DIRECTIONS FOR THIS TASK: Copy each line of the listing below where the word "JSON" turns up.

EXCERPTED DATA:

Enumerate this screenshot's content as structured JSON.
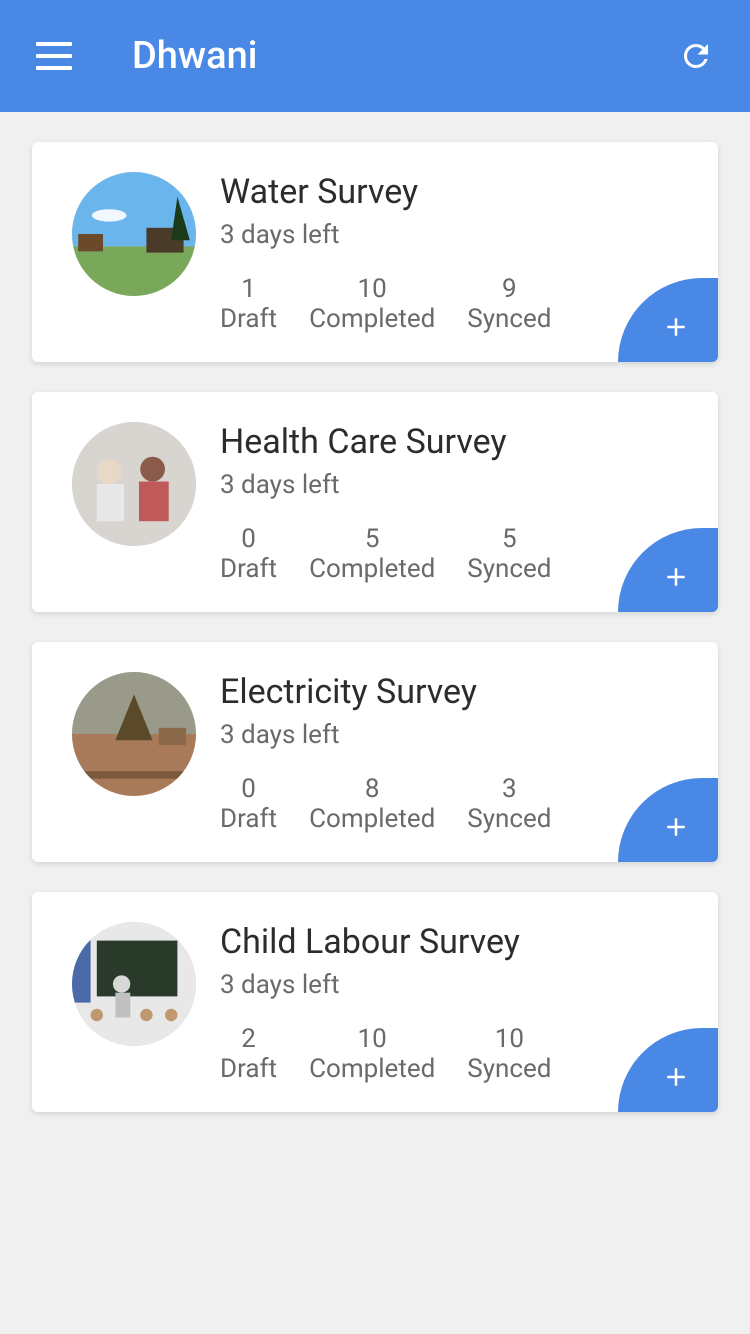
{
  "header": {
    "title": "Dhwani"
  },
  "stat_labels": {
    "draft": "Draft",
    "completed": "Completed",
    "synced": "Synced"
  },
  "surveys": [
    {
      "title": "Water Survey",
      "days_left": "3 days left",
      "draft": "1",
      "completed": "10",
      "synced": "9"
    },
    {
      "title": "Health Care Survey",
      "days_left": "3 days left",
      "draft": "0",
      "completed": "5",
      "synced": "5"
    },
    {
      "title": "Electricity Survey",
      "days_left": "3 days left",
      "draft": "0",
      "completed": "8",
      "synced": "3"
    },
    {
      "title": "Child Labour Survey",
      "days_left": "3 days left",
      "draft": "2",
      "completed": "10",
      "synced": "10"
    }
  ]
}
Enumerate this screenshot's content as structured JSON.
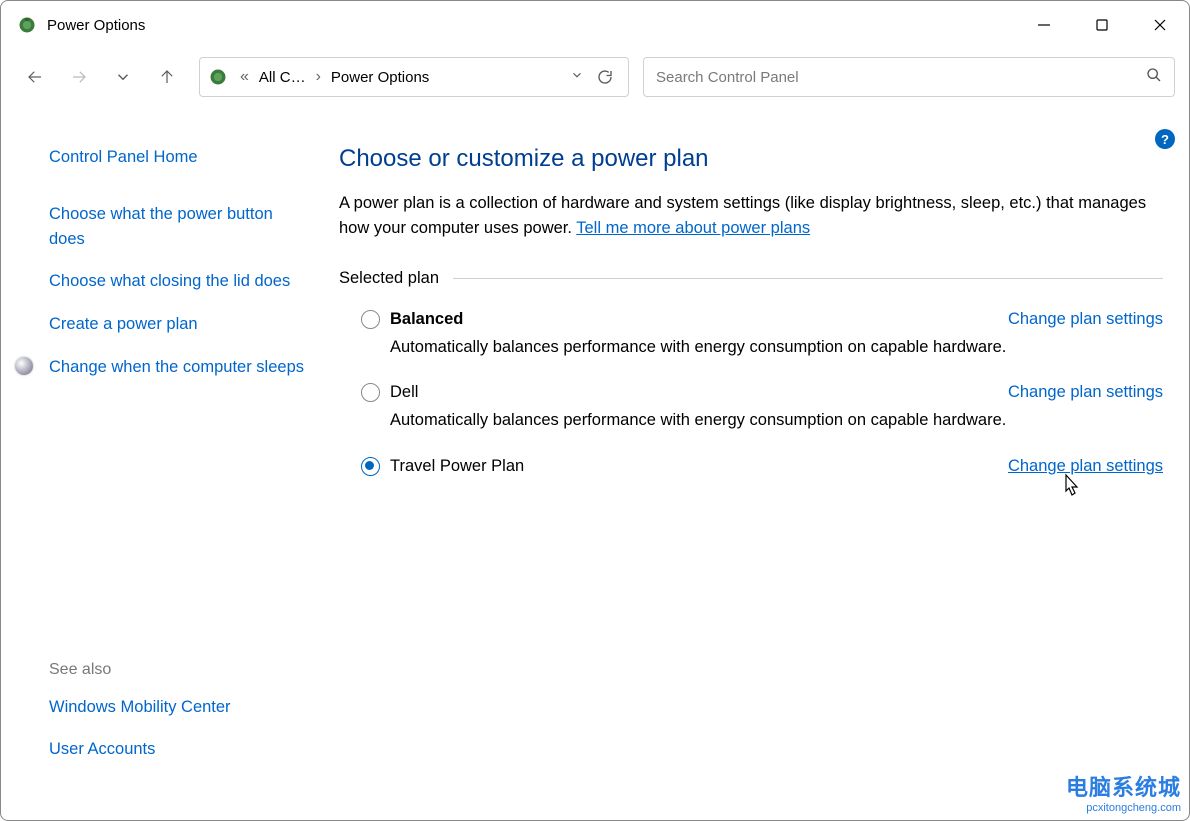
{
  "window": {
    "title": "Power Options"
  },
  "breadcrumb": {
    "prev_short": "«",
    "parent": "All C…",
    "current": "Power Options"
  },
  "search": {
    "placeholder": "Search Control Panel"
  },
  "sidebar": {
    "home": "Control Panel Home",
    "links": [
      "Choose what the power button does",
      "Choose what closing the lid does",
      "Create a power plan",
      "Change when the computer sleeps"
    ],
    "current_index": 3,
    "see_also_title": "See also",
    "see_also": [
      "Windows Mobility Center",
      "User Accounts"
    ]
  },
  "main": {
    "heading": "Choose or customize a power plan",
    "description": "A power plan is a collection of hardware and system settings (like display brightness, sleep, etc.) that manages how your computer uses power. ",
    "description_link": "Tell me more about power plans",
    "section_label": "Selected plan",
    "change_link_label": "Change plan settings",
    "plans": [
      {
        "name": "Balanced",
        "bold": true,
        "desc": "Automatically balances performance with energy consumption on capable hardware.",
        "selected": false
      },
      {
        "name": "Dell",
        "bold": false,
        "desc": "Automatically balances performance with energy consumption on capable hardware.",
        "selected": false
      },
      {
        "name": "Travel Power Plan",
        "bold": false,
        "desc": "",
        "selected": true
      }
    ]
  },
  "watermark": {
    "line1": "电脑系统城",
    "line2": "pcxitongcheng.com"
  }
}
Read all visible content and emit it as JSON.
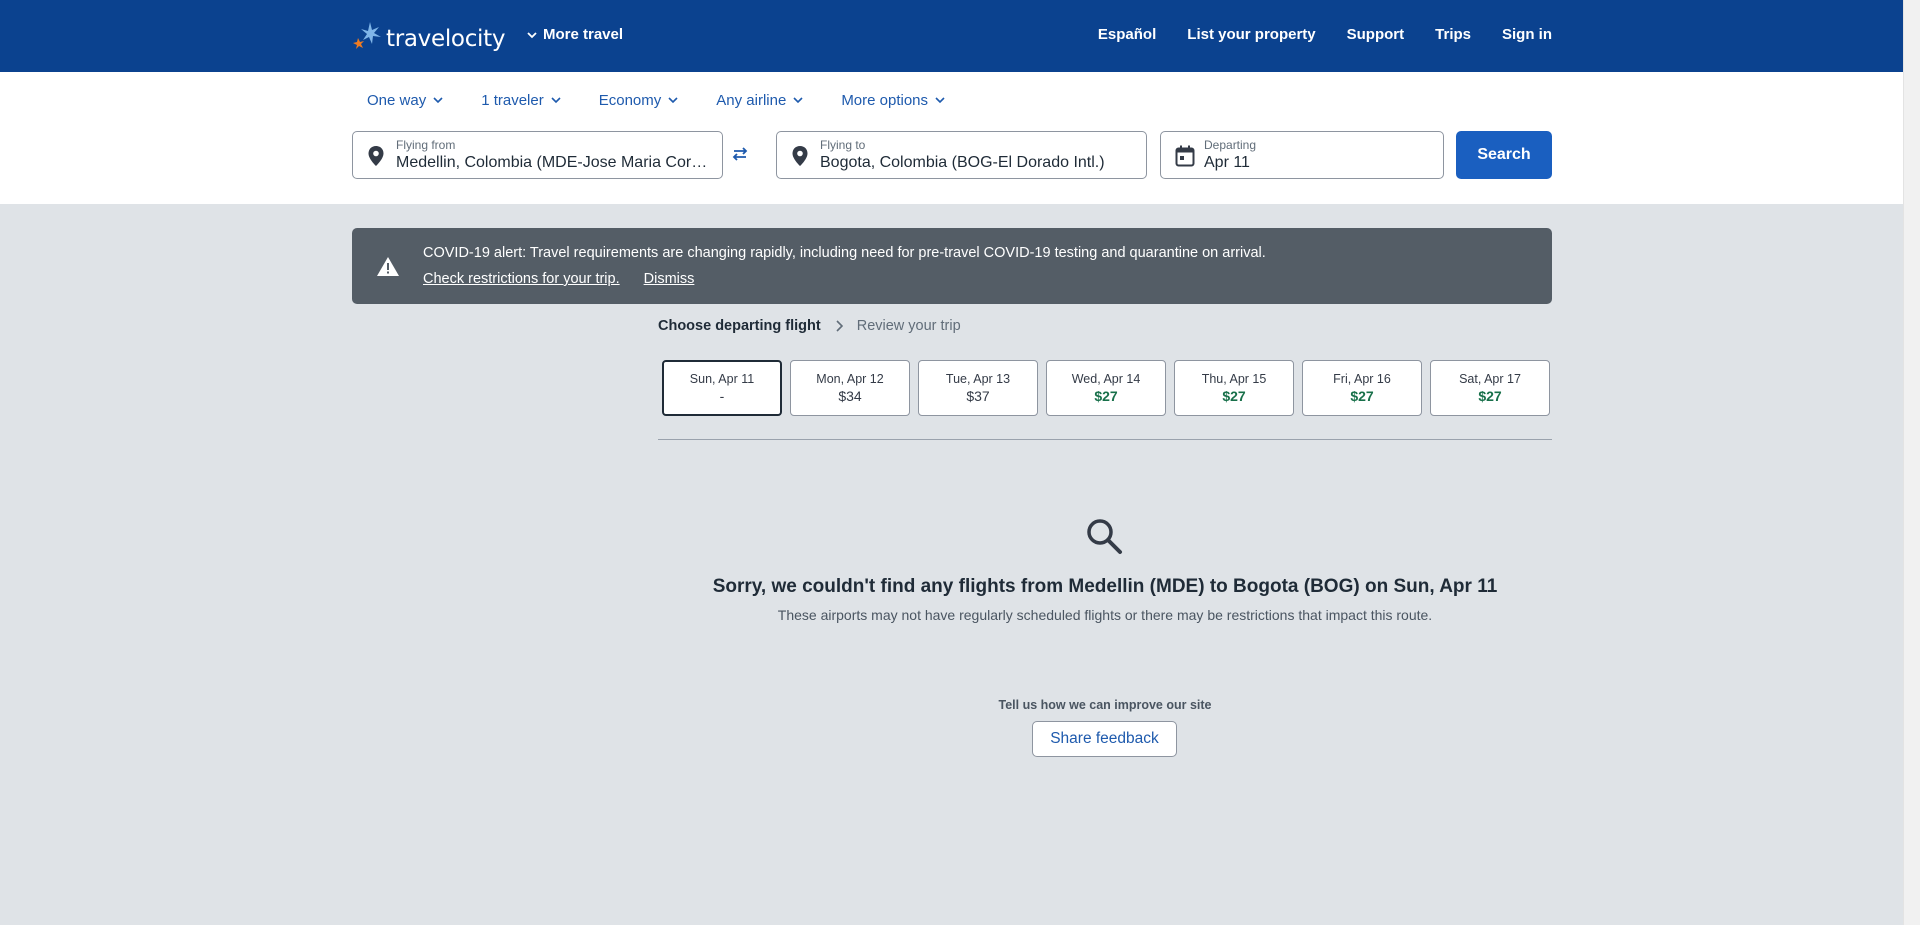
{
  "header": {
    "logo_text": "travelocity",
    "more_travel": "More travel",
    "nav": [
      "Español",
      "List your property",
      "Support",
      "Trips",
      "Sign in"
    ]
  },
  "search": {
    "options": [
      "One way",
      "1 traveler",
      "Economy",
      "Any airline",
      "More options"
    ],
    "from_label": "Flying from",
    "from_value": "Medellin, Colombia (MDE-Jose Maria Cordova Intl.)",
    "to_label": "Flying to",
    "to_value": "Bogota, Colombia (BOG-El Dorado Intl.)",
    "depart_label": "Departing",
    "depart_value": "Apr 11",
    "search_button": "Search"
  },
  "alert": {
    "message": "COVID-19 alert: Travel requirements are changing rapidly, including need for pre-travel COVID-19 testing and quarantine on arrival.",
    "link_restrictions": "Check restrictions for your trip.",
    "link_dismiss": "Dismiss"
  },
  "breadcrumb": {
    "active": "Choose departing flight",
    "next": "Review your trip"
  },
  "dates": [
    {
      "date": "Sun, Apr 11",
      "price": "-",
      "selected": true,
      "deal": false
    },
    {
      "date": "Mon, Apr 12",
      "price": "$34",
      "selected": false,
      "deal": false
    },
    {
      "date": "Tue, Apr 13",
      "price": "$37",
      "selected": false,
      "deal": false
    },
    {
      "date": "Wed, Apr 14",
      "price": "$27",
      "selected": false,
      "deal": true
    },
    {
      "date": "Thu, Apr 15",
      "price": "$27",
      "selected": false,
      "deal": true
    },
    {
      "date": "Fri, Apr 16",
      "price": "$27",
      "selected": false,
      "deal": true
    },
    {
      "date": "Sat, Apr 17",
      "price": "$27",
      "selected": false,
      "deal": true
    }
  ],
  "empty": {
    "title": "Sorry, we couldn't find any flights from Medellin (MDE) to Bogota (BOG) on Sun, Apr 11",
    "subtitle": "These airports may not have regularly scheduled flights or there may be restrictions that impact this route.",
    "feedback_question": "Tell us how we can improve our site",
    "feedback_button": "Share feedback"
  },
  "colors": {
    "header_bg": "#0b428f",
    "primary": "#1a5fc0",
    "deal_green": "#18704a",
    "alert_bg": "#545d66"
  }
}
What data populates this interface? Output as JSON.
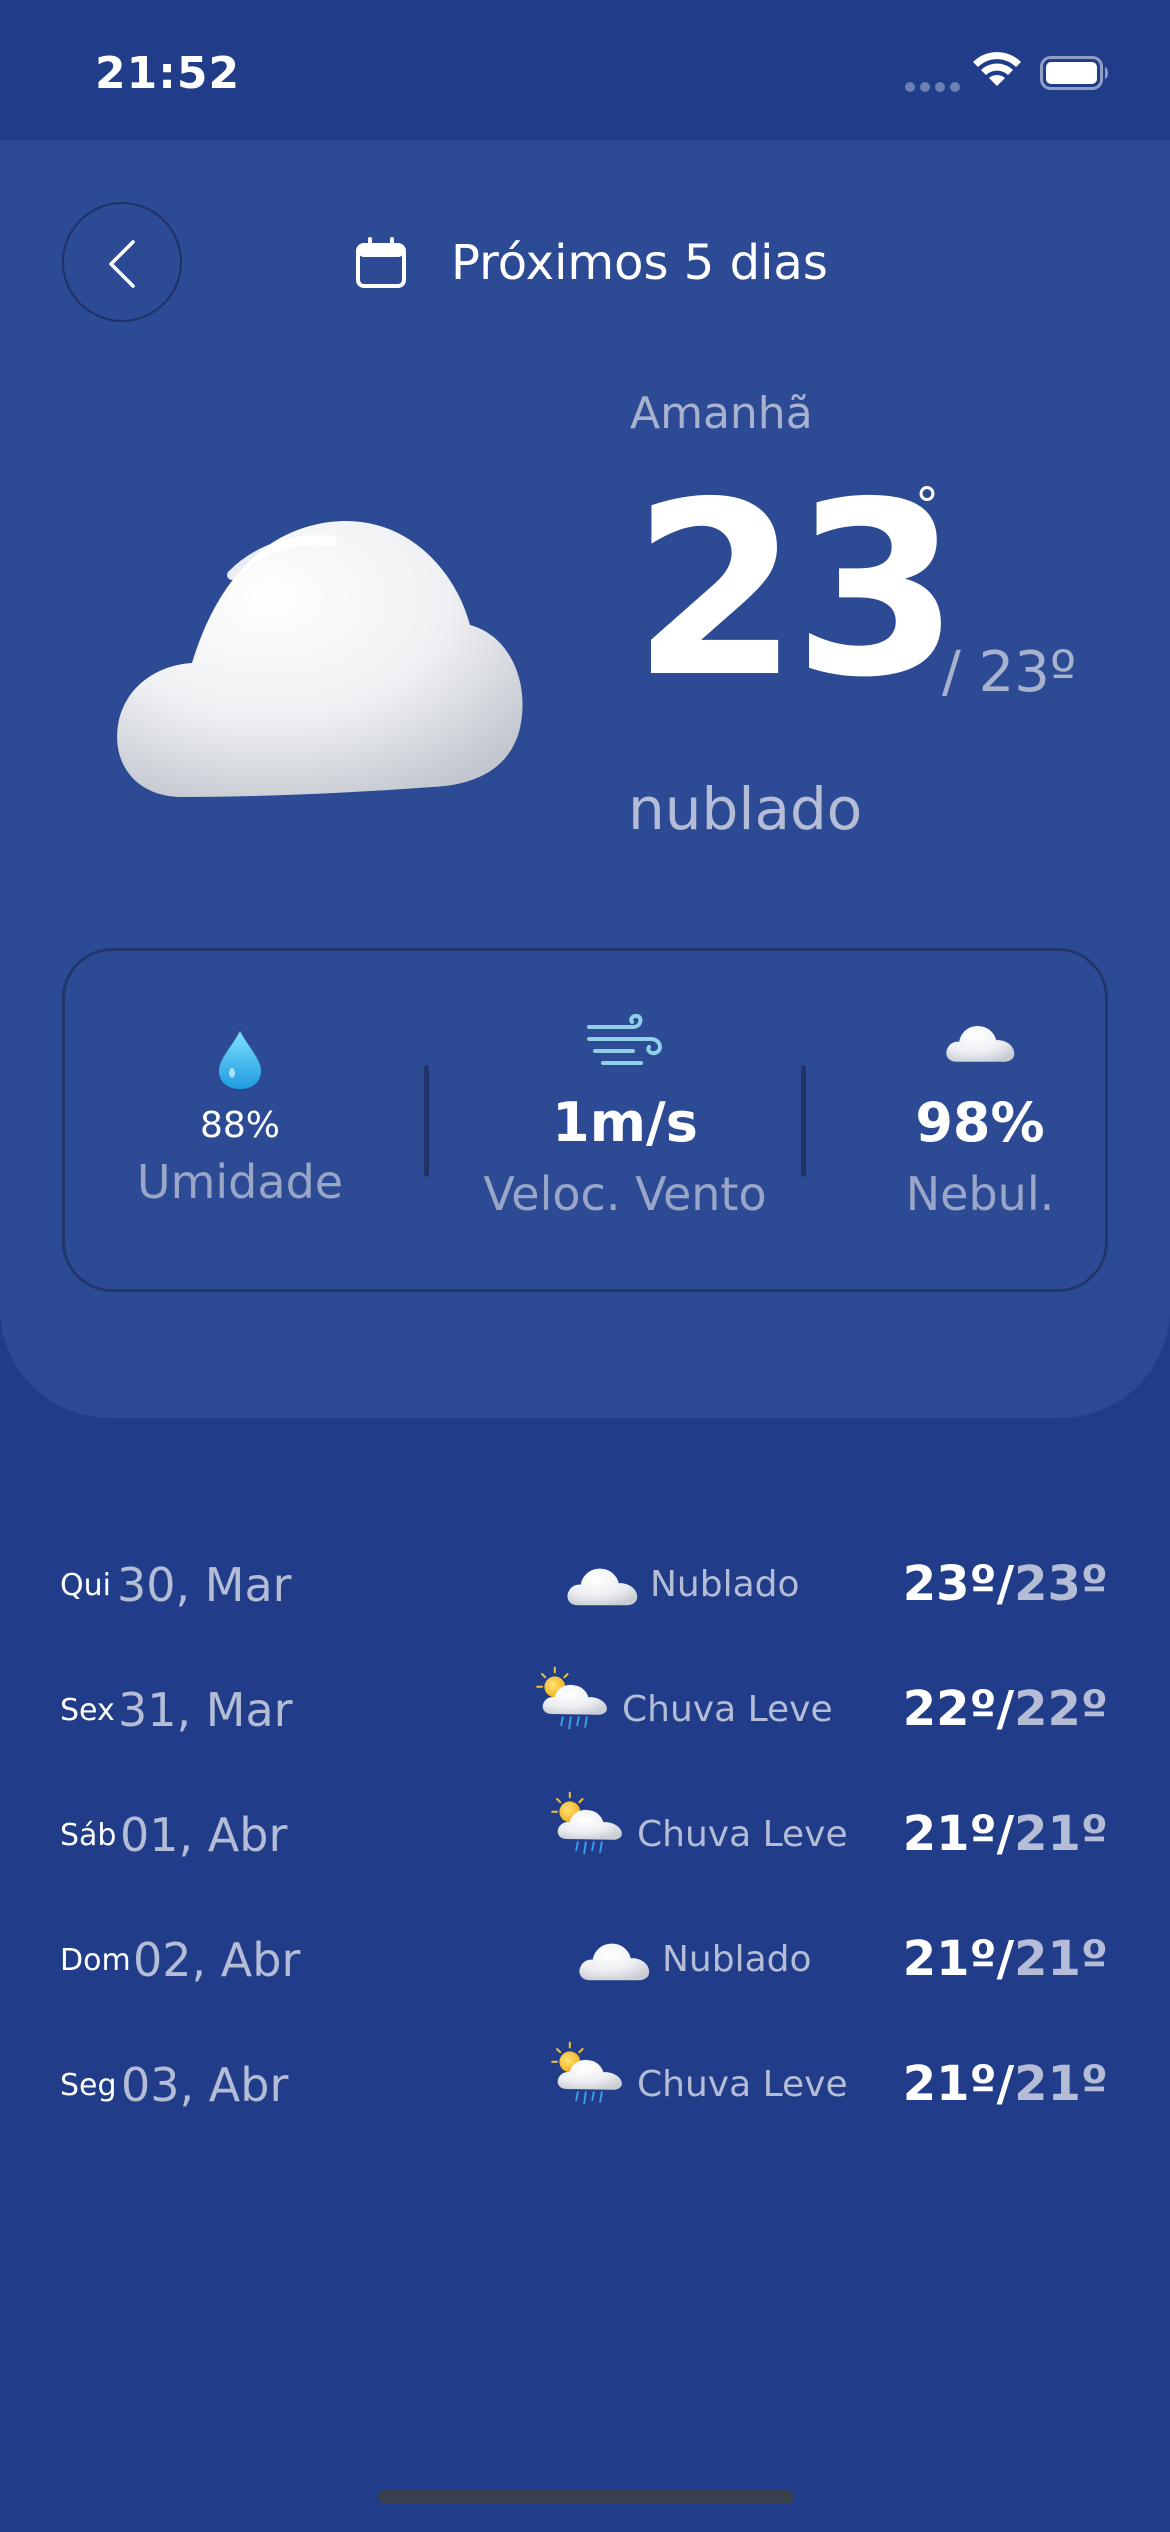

OUTPUT OF THE TASK:
Enumerate this screenshot's content as structured JSON.
Enumerate this screenshot's content as structured JSON.
Read all visible content and emit it as JSON.
What data populates this interface? Output as JSON.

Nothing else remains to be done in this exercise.